    On top of its delicious taste, this beer is also quite popular. It’s won awards for its flavor, and it has ties to both Ireland and the United Kingdom. It’s brewed with hops and barley that are imported from the U.K., and it’s named after General Stephen Moylan, the Irish-born commander who fought in the American Revolutionary War.

  • Made by Aspen Brewing Co. in Aspen, Colorado.

    One of the hallmarks of many Irish brews is their barrel aging process. And the Barrel-Aged 10th Mountain beer that’s created in Aspen, Colorado capitalizes on that same process to deliver a beverage that’s decadent, full of depth, and made to celebrate.

    Barrel-Aged 10th Mountain is a beer that’s meant to be sipped and shared. It’s an imperial stout, putting a spin on a traditional English oatmeal stout rather than an Irish iteration. And perhaps most importantly, this beer was created to pay tribute to the pioneers of Colorado’s ski industry after World War II. With a historic background and a distinct flavor, it’s a great St. Patrick’s Day choice.

  • Made by Carlow Brewing Company in County Carlow, Ireland.

    Here’s a true Irish beer that you can proudly raise to cheers on St. Patrick’s Day: O’Hara’s Irish Stout. This beer is brewed right in Ireland, and it’s been around since 1999. But unlike other Irish stouts, this is one beer that’s meant to bring back the flavors of days long past.

    O’Hara’s Irish Stout has been winning awards since it was first served more than two decades ago.
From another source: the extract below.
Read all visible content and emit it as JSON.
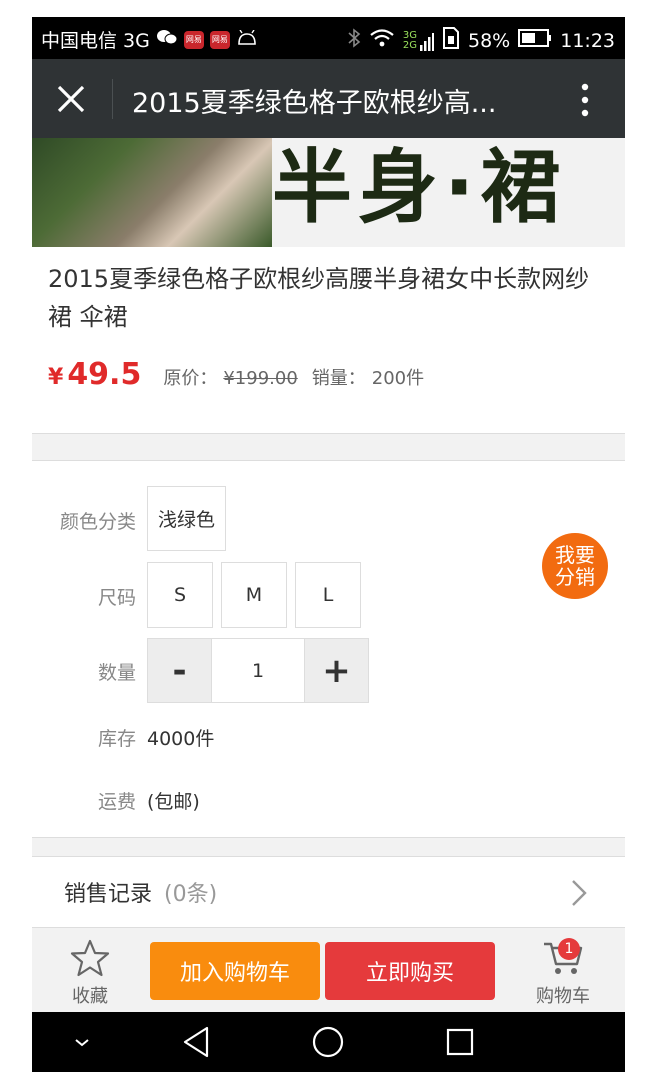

And that’s thanks to its robust flavor, full body, and smooth feel. It’s created using Fuggle hops, which are a bit bitter, and a dry, espresso-inspired finish that smells like coffee. It also includes traditional Irish stout ingredients like roasted barley and licorice.

  • Made by Harpoon Brewery in Boston, Massachusetts.

    If you aren’t a fan of Irish stout beers or simply want to try something a bit different, why not give an ale a try? Harpoon Celtic Ale is a different kind of St. Patrick’s Day beer, and it’s one you likely will return to again and again after giving it a try.

    First brewed in South Boston in 1987, Harpoon Brewery’s Celtic Ale is actually served in the city to commemorate St. Patrick’s Day each year. It’s designed to suit late-winter tastes, offering a malty flavor that’ll warm you up with every sip. This ale is balanced and full of flavor thanks to ingredients like Irish ale malt and roasted barley. Oh, and it’s a deep ruby red – a cool color to enjoy while you drink.

  • Made by Carlow Brewing Company in County Carlow, Ireland.

    There’s perhaps no better alternative to an Irish stout on St. Patrick’s Day than O’Hara’s Barrel Aged Leann Follain. If you’ve never heard of this brew before, you aren’t alone – but you’ll understand why beer drinkers love it once you taste it.

    Carlow Brewing Company has won plenty of awards for this Barrel Aged Leann Follain. It’s won plenty of European awards, and it even took the gold medal at the Irish Whiskey Awards. Produced only in limited runs, this beer is made in batches of just 5,500 at a time. That’s because the full-bodied flavor takes 90 days to mature in an Irish whiskey barrel, blending its flavors of dark chocolate, bitter stout, and warm whiskey together.

Privacy: Public